As for the outdoors, New York's Central Park is amazing. Plus, the Museum of Natural History is right on the park. I love seeing all the skeletons of prehistoric mammals, and trying to imagine living in that world. Yum...giant ground sloth for dinner!
Philly's Fairmount Park is less centrally located, but there are a ton of small parks throughout the city. If you like the water, you may even think about "Ride the Ducks" which is a tour of the city in an amphibious vehicle. Yes, it's silly, but all the people I've talked to say it's fun.
Anyway, feel free to message me if you have any questions about specific places, restaurants, etc. I'm always happy to talk about Philadelphia!
I have a couple primal eating "tricks of the trade" for when I'm out and about. But, in the interest of full disclosure, I've pretty much concluded that eating out will never be 100% primal, thanks to vegetable cooking oils, traces of gluten, and who knows what else. So, I just do my best. So, here are a couple I go by:
Greek: You can usually get a Greek salad with anchovies, eggs, kalamata olives, feta cheese (if you do dairy), and various veggies. For dips, avoid the hummus (made with chick peas) and go for the tzatziki (Greek yogurt with olive oil and cucumbers) instead. Baba ganoush is usually primal, but is made from eggplant (a nightshade) which some people prefer to avoid. At nicer Greek places, you can often get a piece of meat with vegetable-based sides. Also, there is a good probability that they cook in olive oil, which is a nice plus.

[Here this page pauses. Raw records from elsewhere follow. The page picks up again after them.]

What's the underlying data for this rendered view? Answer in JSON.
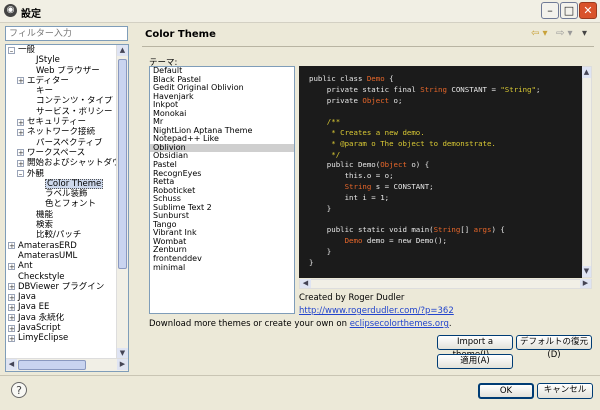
{
  "window": {
    "title": "設定",
    "minimize": "–",
    "maximize": "□",
    "close": "✕"
  },
  "filter": {
    "placeholder": "フィルター入力"
  },
  "tree": [
    {
      "label": "一般",
      "indent": 1,
      "expander": "–"
    },
    {
      "label": "JStyle",
      "indent": 3
    },
    {
      "label": "Web ブラウザー",
      "indent": 3
    },
    {
      "label": "エディター",
      "indent": 2,
      "expander": "+"
    },
    {
      "label": "キー",
      "indent": 3
    },
    {
      "label": "コンテンツ・タイプ",
      "indent": 3
    },
    {
      "label": "サービス・ポリシー",
      "indent": 3
    },
    {
      "label": "セキュリティー",
      "indent": 2,
      "expander": "+"
    },
    {
      "label": "ネットワーク接続",
      "indent": 2,
      "expander": "+"
    },
    {
      "label": "パースペクティブ",
      "indent": 3
    },
    {
      "label": "ワークスペース",
      "indent": 2,
      "expander": "+"
    },
    {
      "label": "開始およびシャットダウ",
      "indent": 2,
      "expander": "+"
    },
    {
      "label": "外観",
      "indent": 2,
      "expander": "–"
    },
    {
      "label": "Color Theme",
      "indent": 4,
      "selected": true
    },
    {
      "label": "ラベル装飾",
      "indent": 4
    },
    {
      "label": "色とフォント",
      "indent": 4
    },
    {
      "label": "機能",
      "indent": 3
    },
    {
      "label": "検索",
      "indent": 3
    },
    {
      "label": "比較/パッチ",
      "indent": 3
    },
    {
      "label": "AmaterasERD",
      "indent": 1,
      "expander": "+"
    },
    {
      "label": "AmaterasUML",
      "indent": 1
    },
    {
      "label": "Ant",
      "indent": 1,
      "expander": "+"
    },
    {
      "label": "Checkstyle",
      "indent": 1
    },
    {
      "label": "DBViewer プラグイン",
      "indent": 1,
      "expander": "+"
    },
    {
      "label": "Java",
      "indent": 1,
      "expander": "+"
    },
    {
      "label": "Java EE",
      "indent": 1,
      "expander": "+"
    },
    {
      "label": "Java 永続化",
      "indent": 1,
      "expander": "+"
    },
    {
      "label": "JavaScript",
      "indent": 1,
      "expander": "+"
    },
    {
      "label": "LimyEclipse",
      "indent": 1,
      "expander": "+"
    }
  ],
  "panel": {
    "title": "Color Theme",
    "theme_label": "テーマ:",
    "nav_back": "⇦ ▾",
    "nav_forward": "⇨ ▾",
    "nav_menu": "▾"
  },
  "themes": [
    "Default",
    "Black Pastel",
    "Gedit Original Oblivion",
    "Havenjark",
    "Inkpot",
    "Monokai",
    "Mr",
    "NightLion Aptana Theme",
    "Notepad++ Like",
    "Oblivion",
    "Obsidian",
    "Pastel",
    "RecognEyes",
    "Retta",
    "Roboticket",
    "Schuss",
    "Sublime Text 2",
    "Sunburst",
    "Tango",
    "Vibrant Ink",
    "Wombat",
    "Zenburn",
    "frontenddev",
    "minimal"
  ],
  "selected_theme": "Oblivion",
  "code_lines": [
    [
      {
        "t": "public class ",
        "c": "w"
      },
      {
        "t": "Demo",
        "c": "o"
      },
      {
        "t": " {",
        "c": "w"
      }
    ],
    [
      {
        "t": "    private static final ",
        "c": "w"
      },
      {
        "t": "String",
        "c": "o"
      },
      {
        "t": " CONSTANT = ",
        "c": "w"
      },
      {
        "t": "\"String\"",
        "c": "y"
      },
      {
        "t": ";",
        "c": "w"
      }
    ],
    [
      {
        "t": "    private ",
        "c": "w"
      },
      {
        "t": "Object",
        "c": "o"
      },
      {
        "t": " o;",
        "c": "w"
      }
    ],
    [],
    [
      {
        "t": "    /**",
        "c": "y"
      }
    ],
    [
      {
        "t": "     * Creates a new demo.",
        "c": "y"
      }
    ],
    [
      {
        "t": "     * @param o The object to demonstrate.",
        "c": "y"
      }
    ],
    [
      {
        "t": "     */",
        "c": "y"
      }
    ],
    [
      {
        "t": "    public Demo(",
        "c": "w"
      },
      {
        "t": "Object",
        "c": "o"
      },
      {
        "t": " o) {",
        "c": "w"
      }
    ],
    [
      {
        "t": "        this.o = o;",
        "c": "w"
      }
    ],
    [
      {
        "t": "        ",
        "c": "w"
      },
      {
        "t": "String",
        "c": "o"
      },
      {
        "t": " s = CONSTANT;",
        "c": "w"
      }
    ],
    [
      {
        "t": "        int i = 1;",
        "c": "w"
      }
    ],
    [
      {
        "t": "    }",
        "c": "w"
      }
    ],
    [],
    [
      {
        "t": "    public static void main(",
        "c": "w"
      },
      {
        "t": "String",
        "c": "o"
      },
      {
        "t": "[] ",
        "c": "w"
      },
      {
        "t": "args",
        "c": "o"
      },
      {
        "t": ") {",
        "c": "w"
      }
    ],
    [
      {
        "t": "        ",
        "c": "w"
      },
      {
        "t": "Demo",
        "c": "o"
      },
      {
        "t": " demo = new Demo();",
        "c": "w"
      }
    ],
    [
      {
        "t": "    }",
        "c": "w"
      }
    ],
    [
      {
        "t": "}",
        "c": "w"
      }
    ]
  ],
  "code_colors": {
    "bg": "#1b1b1b",
    "w": "#e8e8e8",
    "o": "#e8672a",
    "y": "#d9c934"
  },
  "author": {
    "created_by": "Created by Roger Dudler",
    "url": "http://www.rogerdudler.com/?p=362"
  },
  "download": {
    "text_before": "Download more themes or create your own on ",
    "link": "eclipsecolorthemes.org",
    "text_after": "."
  },
  "buttons": {
    "import": "Import a theme(I)...",
    "restore": "デフォルトの復元(D)",
    "apply": "適用(A)",
    "ok": "OK",
    "cancel": "キャンセル"
  },
  "help": "?"
}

Mexican: At taco/burrito-type places, I usually just get tacos and don't eat the tortillas. Grilled meat topped with pico de gallo and guacamole is totally primal!
Japanese: You can't go wrong with sashimi and a salad topped with avocado and carrot-ginger dressing. The biggest issue would be gluten in the soy sauce. If you are concerned about that, you can bring your own tamari, which comes in gluten-free varieties. The pickles (including pickled ginger) are delicious, but generally contain added sugar. Also, make sure you choose some of the fattier fish (salmon, fatty tuna, mackerel, tuna belly, etc) since there are very few added fats.

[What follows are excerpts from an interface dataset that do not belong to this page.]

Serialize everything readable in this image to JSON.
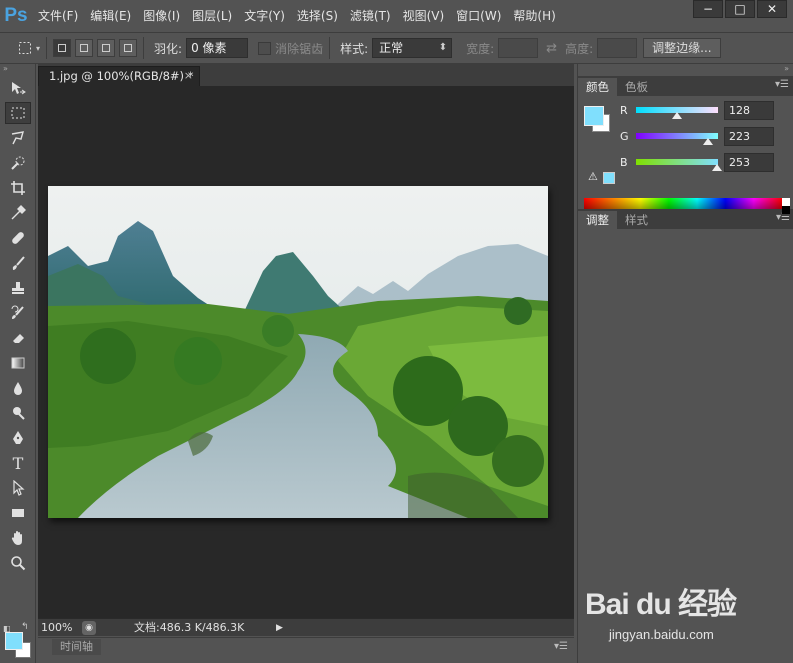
{
  "app": {
    "logo": "Ps"
  },
  "menu": [
    "文件(F)",
    "编辑(E)",
    "图像(I)",
    "图层(L)",
    "文字(Y)",
    "选择(S)",
    "滤镜(T)",
    "视图(V)",
    "窗口(W)",
    "帮助(H)"
  ],
  "window_controls": {
    "minimize": "−",
    "maximize": "□",
    "close": "✕"
  },
  "options": {
    "feather_label": "羽化:",
    "feather_value": "0 像素",
    "antialias_label": "消除锯齿",
    "style_label": "样式:",
    "style_value": "正常",
    "width_label": "宽度:",
    "height_label": "高度:",
    "refine_button": "调整边缘..."
  },
  "document": {
    "tab_title": "1.jpg @ 100%(RGB/8#) *",
    "tab_close": "×",
    "zoom": "100%",
    "doc_info": "文档:486.3 K/486.3K",
    "status_arrow": "▶"
  },
  "timeline": {
    "tab": "时间轴"
  },
  "color_panel": {
    "tabs": [
      "颜色",
      "色板"
    ],
    "foreground": "#80dffd",
    "background": "#ffffff",
    "channels": [
      {
        "label": "R",
        "value": "128",
        "fraction": 0.502
      },
      {
        "label": "G",
        "value": "223",
        "fraction": 0.875
      },
      {
        "label": "B",
        "value": "253",
        "fraction": 0.992
      }
    ]
  },
  "adjust_panel": {
    "tabs": [
      "调整",
      "样式"
    ]
  },
  "tools": [
    "move-tool",
    "marquee-tool",
    "lasso-tool",
    "quick-select-tool",
    "crop-tool",
    "eyedropper-tool",
    "healing-brush-tool",
    "brush-tool",
    "clone-stamp-tool",
    "history-brush-tool",
    "eraser-tool",
    "gradient-tool",
    "blur-tool",
    "dodge-tool",
    "pen-tool",
    "type-tool",
    "path-select-tool",
    "rectangle-tool",
    "hand-tool",
    "zoom-tool"
  ],
  "watermark": {
    "brand": "Bai du 经验",
    "url": "jingyan.baidu.com"
  }
}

Thai: Yay coconut milk! Choose a creamy curry dish with meat and vegetables. Don't eat the rice. There is often some added sugar in the sauce, so skip dessert.

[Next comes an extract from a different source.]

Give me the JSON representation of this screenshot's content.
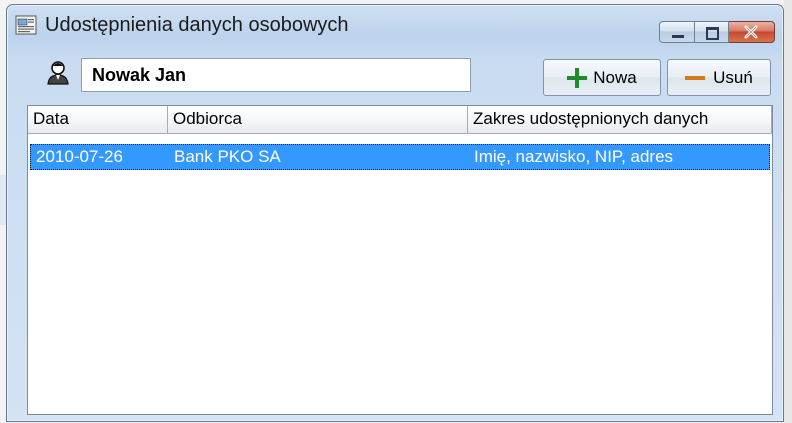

Indian: Ideally should be cooked in ghee, but who knows for sure? Meat from the tandoor is the least likely to have questionable ingredients, but may have artificial food coloring. I prefer to take my chances on the creamy curries anyway. They're just that delicious. Raita is a tasty condiment made from yogurt and cucumber.
Soul food: Choose baked or grilled meats, to avoid breading. The most primal sides are the greens, which are often flavored with pork or turkey. Skip the yams, since they usually have a ton of added sugar.
Whoaaa! Thank you! So much good info!
My heart is pounding. I'm ready to leave! I can't believe I'm going up there...